Find the lines below holding the word "image" and copy each of them.

● DATA IN THIS EXERCISE:
::::

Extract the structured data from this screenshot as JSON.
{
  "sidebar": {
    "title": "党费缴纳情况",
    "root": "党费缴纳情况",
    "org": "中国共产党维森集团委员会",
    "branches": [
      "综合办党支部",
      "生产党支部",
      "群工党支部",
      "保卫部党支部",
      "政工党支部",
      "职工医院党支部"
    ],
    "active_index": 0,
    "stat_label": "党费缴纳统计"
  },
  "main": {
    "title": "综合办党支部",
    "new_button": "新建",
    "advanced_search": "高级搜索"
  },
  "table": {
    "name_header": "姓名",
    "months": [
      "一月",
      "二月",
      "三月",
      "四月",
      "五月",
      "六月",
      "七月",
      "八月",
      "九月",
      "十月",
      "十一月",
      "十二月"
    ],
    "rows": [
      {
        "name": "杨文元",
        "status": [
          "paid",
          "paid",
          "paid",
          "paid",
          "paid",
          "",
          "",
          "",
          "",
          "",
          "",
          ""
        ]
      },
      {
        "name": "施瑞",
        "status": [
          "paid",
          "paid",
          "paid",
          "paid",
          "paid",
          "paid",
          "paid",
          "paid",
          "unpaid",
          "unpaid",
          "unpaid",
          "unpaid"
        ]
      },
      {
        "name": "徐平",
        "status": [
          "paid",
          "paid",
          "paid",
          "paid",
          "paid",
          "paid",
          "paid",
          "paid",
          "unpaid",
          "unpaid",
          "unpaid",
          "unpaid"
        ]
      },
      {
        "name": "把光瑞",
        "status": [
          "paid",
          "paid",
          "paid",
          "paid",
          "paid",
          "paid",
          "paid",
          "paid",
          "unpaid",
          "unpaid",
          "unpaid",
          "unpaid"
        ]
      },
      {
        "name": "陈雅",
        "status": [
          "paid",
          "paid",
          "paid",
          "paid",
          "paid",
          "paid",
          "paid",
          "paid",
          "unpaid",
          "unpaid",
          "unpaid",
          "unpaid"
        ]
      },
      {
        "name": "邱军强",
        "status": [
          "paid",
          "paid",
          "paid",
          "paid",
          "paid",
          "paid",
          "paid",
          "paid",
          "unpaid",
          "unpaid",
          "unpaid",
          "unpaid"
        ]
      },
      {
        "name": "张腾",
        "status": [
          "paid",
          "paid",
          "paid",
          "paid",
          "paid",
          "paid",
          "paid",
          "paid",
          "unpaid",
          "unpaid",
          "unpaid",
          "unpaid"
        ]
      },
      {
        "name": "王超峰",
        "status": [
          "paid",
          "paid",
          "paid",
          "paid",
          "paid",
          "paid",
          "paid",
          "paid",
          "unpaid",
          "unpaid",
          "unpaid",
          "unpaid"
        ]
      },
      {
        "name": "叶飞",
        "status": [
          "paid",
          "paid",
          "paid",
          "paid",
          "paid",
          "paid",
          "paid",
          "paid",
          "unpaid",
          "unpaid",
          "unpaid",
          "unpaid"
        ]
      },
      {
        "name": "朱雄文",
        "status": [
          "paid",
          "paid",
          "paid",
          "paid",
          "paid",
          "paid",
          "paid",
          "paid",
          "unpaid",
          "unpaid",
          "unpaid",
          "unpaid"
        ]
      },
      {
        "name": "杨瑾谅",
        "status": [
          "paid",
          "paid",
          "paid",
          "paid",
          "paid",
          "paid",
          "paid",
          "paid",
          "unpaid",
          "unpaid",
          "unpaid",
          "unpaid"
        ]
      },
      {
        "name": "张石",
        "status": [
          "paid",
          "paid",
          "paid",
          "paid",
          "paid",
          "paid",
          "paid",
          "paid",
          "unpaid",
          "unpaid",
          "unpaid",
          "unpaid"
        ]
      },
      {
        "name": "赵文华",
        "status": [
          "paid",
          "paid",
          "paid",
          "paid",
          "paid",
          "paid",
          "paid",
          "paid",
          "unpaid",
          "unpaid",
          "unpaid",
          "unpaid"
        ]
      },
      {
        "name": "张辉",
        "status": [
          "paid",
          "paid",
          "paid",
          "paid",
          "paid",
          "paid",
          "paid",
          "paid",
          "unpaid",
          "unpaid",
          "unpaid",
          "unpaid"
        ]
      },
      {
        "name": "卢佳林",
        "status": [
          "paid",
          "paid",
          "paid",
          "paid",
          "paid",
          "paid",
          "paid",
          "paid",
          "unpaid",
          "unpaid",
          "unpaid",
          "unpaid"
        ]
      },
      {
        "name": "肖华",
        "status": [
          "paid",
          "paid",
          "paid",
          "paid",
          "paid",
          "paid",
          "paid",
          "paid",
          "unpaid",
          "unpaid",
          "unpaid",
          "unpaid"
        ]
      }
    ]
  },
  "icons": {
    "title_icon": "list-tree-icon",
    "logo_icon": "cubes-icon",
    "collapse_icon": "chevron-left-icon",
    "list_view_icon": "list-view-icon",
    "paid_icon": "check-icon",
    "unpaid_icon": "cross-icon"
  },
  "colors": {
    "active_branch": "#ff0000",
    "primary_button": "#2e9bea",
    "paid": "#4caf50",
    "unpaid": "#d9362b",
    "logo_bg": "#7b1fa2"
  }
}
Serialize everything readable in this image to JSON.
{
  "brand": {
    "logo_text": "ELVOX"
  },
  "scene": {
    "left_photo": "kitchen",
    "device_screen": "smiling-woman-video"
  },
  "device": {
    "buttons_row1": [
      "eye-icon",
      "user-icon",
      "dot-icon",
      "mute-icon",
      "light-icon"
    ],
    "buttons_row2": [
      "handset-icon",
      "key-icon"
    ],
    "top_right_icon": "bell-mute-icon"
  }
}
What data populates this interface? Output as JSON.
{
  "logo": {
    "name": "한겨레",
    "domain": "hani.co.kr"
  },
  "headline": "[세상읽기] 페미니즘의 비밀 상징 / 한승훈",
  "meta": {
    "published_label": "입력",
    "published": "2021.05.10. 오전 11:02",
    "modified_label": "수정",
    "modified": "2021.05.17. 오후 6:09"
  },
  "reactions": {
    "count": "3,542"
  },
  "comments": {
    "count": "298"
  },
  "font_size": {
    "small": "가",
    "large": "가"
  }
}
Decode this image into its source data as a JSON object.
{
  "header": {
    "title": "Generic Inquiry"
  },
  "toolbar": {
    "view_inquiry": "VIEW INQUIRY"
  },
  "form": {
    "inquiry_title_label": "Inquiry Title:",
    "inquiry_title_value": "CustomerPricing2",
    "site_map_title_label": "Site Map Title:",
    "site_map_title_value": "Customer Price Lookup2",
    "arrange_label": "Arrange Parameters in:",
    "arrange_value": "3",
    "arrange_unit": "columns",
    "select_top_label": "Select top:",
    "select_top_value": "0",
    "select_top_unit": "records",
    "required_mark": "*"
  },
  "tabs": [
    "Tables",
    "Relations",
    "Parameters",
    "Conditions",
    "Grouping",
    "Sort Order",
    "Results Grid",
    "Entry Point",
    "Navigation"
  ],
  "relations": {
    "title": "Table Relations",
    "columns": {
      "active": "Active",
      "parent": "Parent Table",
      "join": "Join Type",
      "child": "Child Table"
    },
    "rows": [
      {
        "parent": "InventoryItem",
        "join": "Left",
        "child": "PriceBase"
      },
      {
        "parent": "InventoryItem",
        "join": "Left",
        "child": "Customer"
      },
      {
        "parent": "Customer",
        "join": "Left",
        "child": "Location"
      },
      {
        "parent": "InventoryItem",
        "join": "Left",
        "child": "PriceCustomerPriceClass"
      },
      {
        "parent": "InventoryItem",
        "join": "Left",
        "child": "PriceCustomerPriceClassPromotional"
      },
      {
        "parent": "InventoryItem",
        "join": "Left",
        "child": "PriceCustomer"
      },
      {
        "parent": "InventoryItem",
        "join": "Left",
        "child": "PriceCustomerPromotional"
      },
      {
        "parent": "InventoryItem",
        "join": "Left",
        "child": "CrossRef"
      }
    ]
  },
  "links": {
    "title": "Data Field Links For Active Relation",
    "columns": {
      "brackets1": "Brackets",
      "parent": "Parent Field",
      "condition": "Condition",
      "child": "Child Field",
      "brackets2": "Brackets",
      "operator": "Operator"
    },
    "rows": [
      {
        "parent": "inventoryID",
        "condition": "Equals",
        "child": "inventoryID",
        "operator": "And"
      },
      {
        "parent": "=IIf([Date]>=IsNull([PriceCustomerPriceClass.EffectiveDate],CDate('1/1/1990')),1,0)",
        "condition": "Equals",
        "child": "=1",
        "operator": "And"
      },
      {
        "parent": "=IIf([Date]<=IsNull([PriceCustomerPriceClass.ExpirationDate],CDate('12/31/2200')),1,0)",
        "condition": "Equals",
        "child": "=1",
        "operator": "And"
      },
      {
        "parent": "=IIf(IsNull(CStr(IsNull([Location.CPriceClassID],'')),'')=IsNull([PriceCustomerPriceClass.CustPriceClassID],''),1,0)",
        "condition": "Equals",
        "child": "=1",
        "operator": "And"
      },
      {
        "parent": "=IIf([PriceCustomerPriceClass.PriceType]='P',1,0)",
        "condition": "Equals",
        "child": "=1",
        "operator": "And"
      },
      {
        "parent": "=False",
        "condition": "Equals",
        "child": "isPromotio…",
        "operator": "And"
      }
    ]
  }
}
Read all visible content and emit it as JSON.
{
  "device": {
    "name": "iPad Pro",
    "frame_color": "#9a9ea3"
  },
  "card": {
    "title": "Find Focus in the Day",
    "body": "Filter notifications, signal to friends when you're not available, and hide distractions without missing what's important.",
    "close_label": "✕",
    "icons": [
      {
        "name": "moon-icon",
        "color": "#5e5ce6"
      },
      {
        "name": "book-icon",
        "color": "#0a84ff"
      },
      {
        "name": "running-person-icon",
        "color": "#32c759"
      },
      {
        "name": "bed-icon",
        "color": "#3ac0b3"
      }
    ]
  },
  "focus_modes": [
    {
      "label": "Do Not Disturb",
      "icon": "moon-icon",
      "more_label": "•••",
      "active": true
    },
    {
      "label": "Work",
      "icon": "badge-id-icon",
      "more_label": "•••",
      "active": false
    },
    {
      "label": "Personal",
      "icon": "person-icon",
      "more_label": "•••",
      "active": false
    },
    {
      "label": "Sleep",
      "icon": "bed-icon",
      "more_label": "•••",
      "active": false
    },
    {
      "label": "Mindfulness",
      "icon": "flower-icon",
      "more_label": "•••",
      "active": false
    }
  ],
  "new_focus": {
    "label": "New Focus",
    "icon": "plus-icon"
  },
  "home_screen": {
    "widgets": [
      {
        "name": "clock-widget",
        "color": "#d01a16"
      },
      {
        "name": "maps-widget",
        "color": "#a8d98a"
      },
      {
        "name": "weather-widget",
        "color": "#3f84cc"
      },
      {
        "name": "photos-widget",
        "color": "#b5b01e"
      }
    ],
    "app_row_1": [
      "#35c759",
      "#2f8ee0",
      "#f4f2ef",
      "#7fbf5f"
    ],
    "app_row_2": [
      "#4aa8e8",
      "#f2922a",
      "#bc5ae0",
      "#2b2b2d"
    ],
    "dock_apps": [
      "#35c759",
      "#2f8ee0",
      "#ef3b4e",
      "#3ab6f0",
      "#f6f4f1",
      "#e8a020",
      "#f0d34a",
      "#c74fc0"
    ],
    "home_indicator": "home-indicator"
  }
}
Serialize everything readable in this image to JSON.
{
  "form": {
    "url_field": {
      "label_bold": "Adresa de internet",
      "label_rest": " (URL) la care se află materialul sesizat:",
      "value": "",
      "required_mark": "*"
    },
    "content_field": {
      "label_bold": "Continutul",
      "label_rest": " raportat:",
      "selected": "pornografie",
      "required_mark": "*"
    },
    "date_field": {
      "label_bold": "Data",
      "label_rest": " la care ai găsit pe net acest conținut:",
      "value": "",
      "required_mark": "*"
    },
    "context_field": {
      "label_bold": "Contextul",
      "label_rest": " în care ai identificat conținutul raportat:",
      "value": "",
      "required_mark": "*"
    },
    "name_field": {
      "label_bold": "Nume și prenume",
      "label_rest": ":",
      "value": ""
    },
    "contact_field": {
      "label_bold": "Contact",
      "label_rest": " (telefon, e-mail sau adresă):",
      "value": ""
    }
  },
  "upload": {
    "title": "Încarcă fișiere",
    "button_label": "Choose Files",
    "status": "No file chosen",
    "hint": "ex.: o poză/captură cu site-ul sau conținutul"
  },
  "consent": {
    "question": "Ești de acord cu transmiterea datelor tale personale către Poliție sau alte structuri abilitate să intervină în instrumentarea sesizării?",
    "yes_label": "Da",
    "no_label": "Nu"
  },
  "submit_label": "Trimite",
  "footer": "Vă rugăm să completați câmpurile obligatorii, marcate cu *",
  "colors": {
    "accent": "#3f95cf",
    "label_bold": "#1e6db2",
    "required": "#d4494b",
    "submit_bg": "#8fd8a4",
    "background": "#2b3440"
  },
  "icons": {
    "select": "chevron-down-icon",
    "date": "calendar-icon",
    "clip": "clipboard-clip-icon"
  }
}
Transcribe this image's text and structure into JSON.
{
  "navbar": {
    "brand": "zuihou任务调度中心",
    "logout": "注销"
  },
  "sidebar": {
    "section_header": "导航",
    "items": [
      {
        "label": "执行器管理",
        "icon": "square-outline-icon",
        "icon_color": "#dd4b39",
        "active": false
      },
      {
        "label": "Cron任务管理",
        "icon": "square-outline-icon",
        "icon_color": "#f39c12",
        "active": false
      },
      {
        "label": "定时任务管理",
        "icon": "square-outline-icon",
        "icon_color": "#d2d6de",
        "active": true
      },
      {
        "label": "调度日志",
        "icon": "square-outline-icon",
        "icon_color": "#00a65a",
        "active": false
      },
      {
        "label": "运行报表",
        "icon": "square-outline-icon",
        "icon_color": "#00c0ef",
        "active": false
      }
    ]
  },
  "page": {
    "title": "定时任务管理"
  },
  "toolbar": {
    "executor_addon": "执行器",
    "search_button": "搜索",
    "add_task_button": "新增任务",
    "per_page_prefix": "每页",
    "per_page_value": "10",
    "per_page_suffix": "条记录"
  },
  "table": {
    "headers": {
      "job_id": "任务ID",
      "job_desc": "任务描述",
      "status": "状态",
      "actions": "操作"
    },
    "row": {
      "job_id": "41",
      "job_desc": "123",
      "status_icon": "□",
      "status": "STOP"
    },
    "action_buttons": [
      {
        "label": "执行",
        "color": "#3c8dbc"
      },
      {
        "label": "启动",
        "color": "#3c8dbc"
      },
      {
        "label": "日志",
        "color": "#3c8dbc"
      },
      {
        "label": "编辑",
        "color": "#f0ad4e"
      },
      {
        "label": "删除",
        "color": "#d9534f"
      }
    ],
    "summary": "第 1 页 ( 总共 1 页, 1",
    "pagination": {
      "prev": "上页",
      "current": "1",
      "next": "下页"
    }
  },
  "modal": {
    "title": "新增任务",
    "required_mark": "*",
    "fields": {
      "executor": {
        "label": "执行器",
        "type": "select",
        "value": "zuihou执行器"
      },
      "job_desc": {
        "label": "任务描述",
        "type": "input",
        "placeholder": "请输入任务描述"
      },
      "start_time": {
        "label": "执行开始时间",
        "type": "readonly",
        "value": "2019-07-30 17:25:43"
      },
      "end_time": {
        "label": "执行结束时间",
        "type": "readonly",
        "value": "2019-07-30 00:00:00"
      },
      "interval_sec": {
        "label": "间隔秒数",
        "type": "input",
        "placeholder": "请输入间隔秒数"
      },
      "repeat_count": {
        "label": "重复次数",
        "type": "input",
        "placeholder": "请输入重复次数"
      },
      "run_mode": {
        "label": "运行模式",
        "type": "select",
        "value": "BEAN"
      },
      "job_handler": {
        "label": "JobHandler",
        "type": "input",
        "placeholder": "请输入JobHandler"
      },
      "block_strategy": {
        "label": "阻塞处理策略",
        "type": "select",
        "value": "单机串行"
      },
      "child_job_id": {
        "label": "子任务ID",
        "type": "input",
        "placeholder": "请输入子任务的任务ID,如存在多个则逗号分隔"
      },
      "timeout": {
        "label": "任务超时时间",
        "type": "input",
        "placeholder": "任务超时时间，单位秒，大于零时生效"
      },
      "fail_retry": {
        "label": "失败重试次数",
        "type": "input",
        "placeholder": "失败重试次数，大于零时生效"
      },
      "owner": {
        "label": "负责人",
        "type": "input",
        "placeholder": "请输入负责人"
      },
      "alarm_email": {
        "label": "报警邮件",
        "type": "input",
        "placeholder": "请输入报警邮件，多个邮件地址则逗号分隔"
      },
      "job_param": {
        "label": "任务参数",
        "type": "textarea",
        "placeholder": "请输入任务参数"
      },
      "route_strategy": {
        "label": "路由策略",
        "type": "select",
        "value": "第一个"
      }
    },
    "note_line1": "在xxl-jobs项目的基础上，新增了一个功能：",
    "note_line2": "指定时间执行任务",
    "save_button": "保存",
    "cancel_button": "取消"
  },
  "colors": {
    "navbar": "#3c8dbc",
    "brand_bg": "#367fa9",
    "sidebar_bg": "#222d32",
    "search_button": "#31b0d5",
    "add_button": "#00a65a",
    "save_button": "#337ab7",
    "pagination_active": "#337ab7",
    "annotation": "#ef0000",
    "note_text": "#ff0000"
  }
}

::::

● TASK ANSWER:
Serialize everything readable in this image to JSON.
Decode this image into its source data as a JSON object.
Serialize everything readable in this image to JSON.
Transcribe this image's text and structure into JSON.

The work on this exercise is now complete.